<[log in to unmask]> wrote:
>  The benefit I would be most excited to see from the LCS, but which would
>  require that it have a thriving budget, would be... JSTOR access!
...
> $1500 upfront plus $500 a year for their "Arts & Sciences Complement", a bundle of currently 143 titles including the
>  above-mentioned journals.
>
>  A benefit like this, something that I can only obtain as a member of a
>  group, would truly make LCS membership worthwhile to me.

That would, indeed, be neat. I share the frustration with the current
state of academic publishing being nearly-unreachable to individuals.

This *could* happen once we have ongoing memberships, but it'll depend
a great deal on how many members we have, and how many of them care
enough about this. Think of it simply as distributed cost. Is it
worth, say, $5 to 300 people? $10 to 150 people? $20 to 75 people?

As Paul pointed out, if you have institutional affiliation even by
proxy - say, a friend still there or an alumni membership - you can
get access. And there are some PDFs available online; sometimes
directly from the authors. (This is how I do it, since graduating
UCB.)

For comparison, the total budget for LCC2 was approx $3k. LCC1 was approx $2k.


Please don't take this as me saying we can't or even that we're in a
place to realistically be able to consider it yet. That'll come after
we get the IRS blessing and see what our membership is like, so we can
consider this in light of a real budget. (We'll open for memberships
right after we get that tax exemption.)

I just would like to know that it's important enough to enough people,
compared to the other things that we could do if we had the time and
money - like webhosting, scholarships, bigger conferences, contests,
publishing, etc. etc. Not to mention saving up some money in the bank
in case we make a loss on a conference or the like. It's a matter of
what's the best overall, and prioritizing those things which might be
simply impossible except through the LCS because nobody else cares
enough to do it.

I'd like to make sure that we can offer valuable member benefits, and
indeed this ability to do things in groups that we can't easily do
individually is one of the main reasons the LCS was started. It's a
balancing act, though, in figuring what will do that best - and
ensuring also our continued survival so that we can keep doing so for
years to come.

FWIW, we *do* consider all suggestions seriously, and if you would
like to talk to us directly you can do so; the contact info is at
<http://conlangs.berkeley.edu/lcs.php>. But here is fine too, so long
as the others on the list don't mind.

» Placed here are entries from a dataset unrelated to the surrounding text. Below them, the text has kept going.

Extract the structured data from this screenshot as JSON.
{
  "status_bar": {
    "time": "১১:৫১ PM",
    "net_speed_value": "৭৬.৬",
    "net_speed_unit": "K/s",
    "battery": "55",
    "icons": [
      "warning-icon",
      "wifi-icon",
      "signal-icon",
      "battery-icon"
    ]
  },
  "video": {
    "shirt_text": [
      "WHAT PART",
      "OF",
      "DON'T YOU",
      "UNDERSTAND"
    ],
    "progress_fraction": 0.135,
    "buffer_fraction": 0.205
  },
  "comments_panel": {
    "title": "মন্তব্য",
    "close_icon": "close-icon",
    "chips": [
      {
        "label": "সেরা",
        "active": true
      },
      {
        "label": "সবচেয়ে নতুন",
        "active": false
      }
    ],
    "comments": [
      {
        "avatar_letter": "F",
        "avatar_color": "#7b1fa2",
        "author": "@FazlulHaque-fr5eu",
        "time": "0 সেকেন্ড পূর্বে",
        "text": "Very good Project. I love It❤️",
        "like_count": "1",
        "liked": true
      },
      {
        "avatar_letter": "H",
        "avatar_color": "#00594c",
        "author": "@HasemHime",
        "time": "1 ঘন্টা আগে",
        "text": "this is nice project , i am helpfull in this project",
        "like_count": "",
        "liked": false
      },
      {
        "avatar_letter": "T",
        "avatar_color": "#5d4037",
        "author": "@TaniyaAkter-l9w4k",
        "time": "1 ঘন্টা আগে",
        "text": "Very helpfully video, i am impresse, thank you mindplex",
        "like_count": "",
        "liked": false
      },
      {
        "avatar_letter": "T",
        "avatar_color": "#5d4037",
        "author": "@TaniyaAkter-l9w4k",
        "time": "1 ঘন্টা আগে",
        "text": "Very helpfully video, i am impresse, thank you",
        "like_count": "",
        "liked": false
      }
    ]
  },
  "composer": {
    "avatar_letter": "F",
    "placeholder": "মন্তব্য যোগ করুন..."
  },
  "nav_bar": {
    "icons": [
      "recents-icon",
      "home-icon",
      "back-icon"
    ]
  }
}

For that matter, if you are interested enough, we can always use more
help in making these desires a reality. Often enough, it simply is a
matter of having one person who cares enough to get it off the ground.

Sincerely,
- Sai
(feeling in a bit of a "that'd be awesome but can we afford to do it" mode)